As well as the up-close brush with mortality and transience, another influence on The Kid was reading the composer Henry Cowell’s 1930 book New Musical Resources, which tracks the history of human hearing in terms of our evolving ability to cope with dissonance. “It’s kind of mildly boring,” laughs Smith, “because it was written such a long time ago in this somewhat clinical style. But the content is fascinating and it really turned my wheels in terms of thinking about where are we at now, in terms of the evolution of our hearing. We’re totally fine now with atonality, there isn’t really a shocking interval anymore of the kind that once caused riots in audiences, like with Stravinsky.”
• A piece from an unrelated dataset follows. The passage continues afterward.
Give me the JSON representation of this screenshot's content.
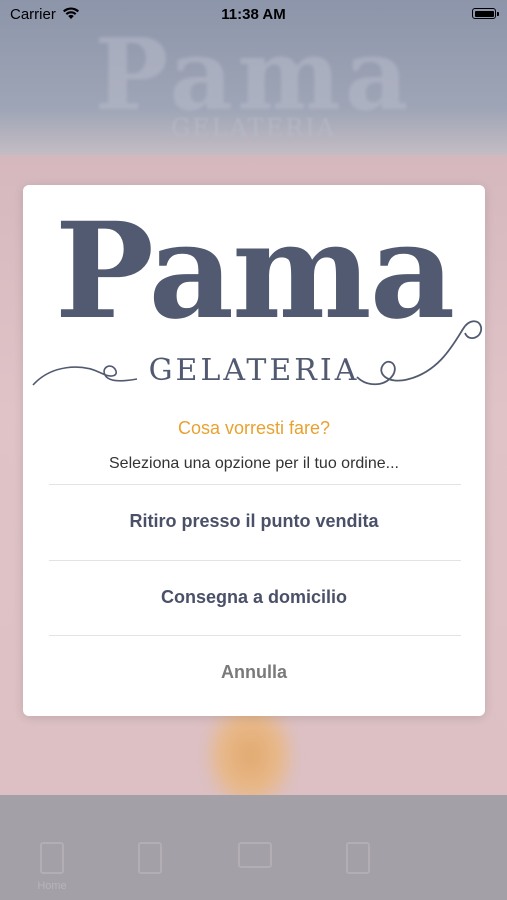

Thinking about what the new cutting edge might be in terms of what would be viscerally upsetting to the average listener, Smith decided it might involve simultaneity and stereophony: the audio equivalent of Bowie’s alien character in The Man Who Fell To Earth, who is so advanced he can watch a dozen TV channels at the same time. “One of my favorite things to play with when I’m in a group of people is listening to multiple conversations at once and really trying to hold onto each one. So on The Kid I’m really playing with the left and right channels. Because so many people listen to music on headphones now. I had to keep rewriting the music so many times in the beginning because it just sounded annoying!”
Kaitlyn Aurelia Smith has zero interest in annoying the listener, of course, or otherwise subjecting them to an extreme and testing experience. The term “avant-garde” came from the military originally and still retains an aura of ruthlessness, envisioning artistic innovation in terms of ambushes on middlebrow sensibility and daring maneuvers that outflank bourgeois complacency. Smith’s approach could not be more different. She uses the phrase “comfort and novelty” to describe the inspiration she gleaned from her discovery of minimalist composers like Terry Riley and Steve Reich: the way their rippling patterns gently propel the listener ever forward, as opposed to the terrifying leaps into the abstract unknown proposed by other forms of experimental music.
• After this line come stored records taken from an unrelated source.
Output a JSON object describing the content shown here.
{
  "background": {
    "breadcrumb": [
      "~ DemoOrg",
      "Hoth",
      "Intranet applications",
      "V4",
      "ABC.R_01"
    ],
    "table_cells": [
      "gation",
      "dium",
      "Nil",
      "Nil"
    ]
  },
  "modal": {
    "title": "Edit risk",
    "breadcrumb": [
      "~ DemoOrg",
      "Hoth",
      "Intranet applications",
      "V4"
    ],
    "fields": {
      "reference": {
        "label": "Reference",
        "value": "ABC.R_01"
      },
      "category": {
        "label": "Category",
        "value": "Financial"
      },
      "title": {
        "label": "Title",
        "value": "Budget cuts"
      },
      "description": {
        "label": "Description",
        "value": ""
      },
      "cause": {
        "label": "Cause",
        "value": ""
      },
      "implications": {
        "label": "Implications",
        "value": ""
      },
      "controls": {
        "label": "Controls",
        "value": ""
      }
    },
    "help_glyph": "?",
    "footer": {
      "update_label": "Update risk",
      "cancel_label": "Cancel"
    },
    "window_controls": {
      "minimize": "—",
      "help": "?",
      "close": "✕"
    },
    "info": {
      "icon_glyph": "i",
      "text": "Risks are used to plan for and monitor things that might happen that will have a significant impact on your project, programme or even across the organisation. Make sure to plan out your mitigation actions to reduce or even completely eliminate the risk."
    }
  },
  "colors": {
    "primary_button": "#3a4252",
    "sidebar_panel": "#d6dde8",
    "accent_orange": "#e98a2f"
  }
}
Smith’s project in fact is all about naturalising the unfamiliar (electronic sounds) while also bending the known a little out of shape. Another fresh development with The Kid is that where she has in the past made synths sound “organic”, much of the new record involves her taking so-called natural instruments like bassoon and cello and making them sound like synths. One focus of these experiments was the trumpet, a sound she’s always found grating. Smith decided to conquer that aversion, which required making the trumpet sound unlike itself: softening its stabbing attack, muting its vaguely military, bugel-like peal. “There was a lot of blending. Sending it through the synth and breaking up the harmonics to slightly delay them, so that the trumpet sound has a softer onset.” Smith adds, “Whatever I’m frightened of or I’m bad at, I love stepping closer to that to see what’s there.”